### Berkson's paradox

**Berkson's fallacy**

A typical counterexample occurs when Z is a common effect of X and Y, a case in which Z is not a confounder (i.e., the null set is Back-door admissible) and adjusting for Z would create bias known as "collider bias" or "Berkson's paradox."

### Medieval Latin

**LatinMiddle LatinMediaeval Latin**

According to Morabia (2011), the word derives from the Medieval Latin verb "confudere", which meant "mixing", and was probably chosen to represent the confusion (from Latin: con=with + fusus=mix or fuse together) between the cause one wishes to assess and other causes that may affect the outcome and thus confuse, or stand in the way of the desired assessment.

### Ronald Fisher

**R.A. FisherR. A. FisherFisher**

Fisher used the word "confounding" in his 1935 book "The Design of Experiments" to denote any source of error in his ideal of randomized experiment.

### Leslie Kish

**Kish, LeslieKishKish, L.**

According to Vandenbroucke (2004) it was Kish who used the word "confounding" in the modern sense of the word, to mean "incomparability" of two or more groups (e.g., exposed and unexposed) in an observational study.

### Jerzy Neyman

**NeymanJerzy Spława-NeymanNeyman, Jerzy**

Formal conditions defining what makes certain groups "comparable" and others "incomparable" were later developed in epidemiology by Greenland and Robins (1986) using the counterfactual language of Neyman (1935) and Rubin (1974).

### Donald Rubin

**Don RubinRubinDonald B. Rubin**

Formal conditions defining what makes certain groups "comparable" and others "incomparable" were later developed in epidemiology by Greenland and Robins (1986) using the counterfactual language of Neyman (1935) and Rubin (1974).

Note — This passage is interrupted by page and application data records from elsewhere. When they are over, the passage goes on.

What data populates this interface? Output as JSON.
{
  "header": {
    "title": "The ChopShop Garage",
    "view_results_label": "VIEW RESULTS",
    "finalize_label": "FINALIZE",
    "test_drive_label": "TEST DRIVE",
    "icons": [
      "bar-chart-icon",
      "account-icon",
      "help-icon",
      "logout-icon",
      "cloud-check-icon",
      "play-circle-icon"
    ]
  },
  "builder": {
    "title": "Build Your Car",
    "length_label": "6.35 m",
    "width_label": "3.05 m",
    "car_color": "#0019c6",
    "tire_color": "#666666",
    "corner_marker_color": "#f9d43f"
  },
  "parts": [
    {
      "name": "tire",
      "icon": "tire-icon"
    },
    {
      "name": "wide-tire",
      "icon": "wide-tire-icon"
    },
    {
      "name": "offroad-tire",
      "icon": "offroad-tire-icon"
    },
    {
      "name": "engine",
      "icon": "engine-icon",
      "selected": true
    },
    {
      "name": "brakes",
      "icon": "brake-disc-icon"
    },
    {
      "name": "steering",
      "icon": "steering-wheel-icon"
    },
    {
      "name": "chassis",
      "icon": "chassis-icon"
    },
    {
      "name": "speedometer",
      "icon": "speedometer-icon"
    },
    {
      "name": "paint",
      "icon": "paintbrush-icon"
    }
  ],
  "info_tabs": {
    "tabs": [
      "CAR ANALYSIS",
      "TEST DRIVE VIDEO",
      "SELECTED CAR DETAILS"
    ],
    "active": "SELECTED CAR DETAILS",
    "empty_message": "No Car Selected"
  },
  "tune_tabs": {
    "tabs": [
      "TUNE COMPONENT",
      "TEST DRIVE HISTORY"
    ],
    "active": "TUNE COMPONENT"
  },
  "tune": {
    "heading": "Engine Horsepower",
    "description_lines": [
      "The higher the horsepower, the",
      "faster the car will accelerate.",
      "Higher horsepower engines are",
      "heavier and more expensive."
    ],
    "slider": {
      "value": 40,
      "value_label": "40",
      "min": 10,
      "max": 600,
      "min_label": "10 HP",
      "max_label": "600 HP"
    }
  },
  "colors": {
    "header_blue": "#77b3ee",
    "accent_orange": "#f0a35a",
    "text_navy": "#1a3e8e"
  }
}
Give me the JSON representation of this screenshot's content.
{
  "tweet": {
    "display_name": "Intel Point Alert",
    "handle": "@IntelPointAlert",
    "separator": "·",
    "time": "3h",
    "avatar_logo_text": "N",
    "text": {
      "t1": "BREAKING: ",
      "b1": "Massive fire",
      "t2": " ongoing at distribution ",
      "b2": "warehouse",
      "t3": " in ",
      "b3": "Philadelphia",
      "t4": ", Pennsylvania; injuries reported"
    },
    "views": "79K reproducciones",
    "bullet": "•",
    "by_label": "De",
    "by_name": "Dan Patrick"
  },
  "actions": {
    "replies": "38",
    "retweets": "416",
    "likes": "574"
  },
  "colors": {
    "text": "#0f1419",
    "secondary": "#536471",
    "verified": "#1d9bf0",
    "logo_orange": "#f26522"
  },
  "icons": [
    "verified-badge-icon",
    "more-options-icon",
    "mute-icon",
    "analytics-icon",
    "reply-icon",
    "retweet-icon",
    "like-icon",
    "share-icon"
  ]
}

### Judea Pearl

**PearlPearl, JudeaProf. Dr. Judea Pearl**

These were later supplemented by graphical criteria such as the Back-Door condition (Pearl 1993; Greenland, Pearl and Robins, 1999).

### Risk assessment

**risk assessmentsassessmentacceptable risk**

In the case of risk assessments evaluating the magnitude and nature of risk to human health, it is important to control for confounding to isolate the effect of a particular hazard such as a food additive, pesticide, or new drug.

### Human

**humanshuman beinghuman beings**

In the case of risk assessments evaluating the magnitude and nature of risk to human health, it is important to control for confounding to isolate the effect of a particular hazard such as a food additive, pesticide, or new drug.

### Health

**human healthphysical healthwellness**

In the case of risk assessments evaluating the magnitude and nature of risk to human health, it is important to control for confounding to isolate the effect of a particular hazard such as a food additive, pesticide, or new drug.

### Pesticide

**pesticidescrop sprayingchemical pesticides**

### Down syndrome

**Down's syndrometrisomy 21Downs Syndrome**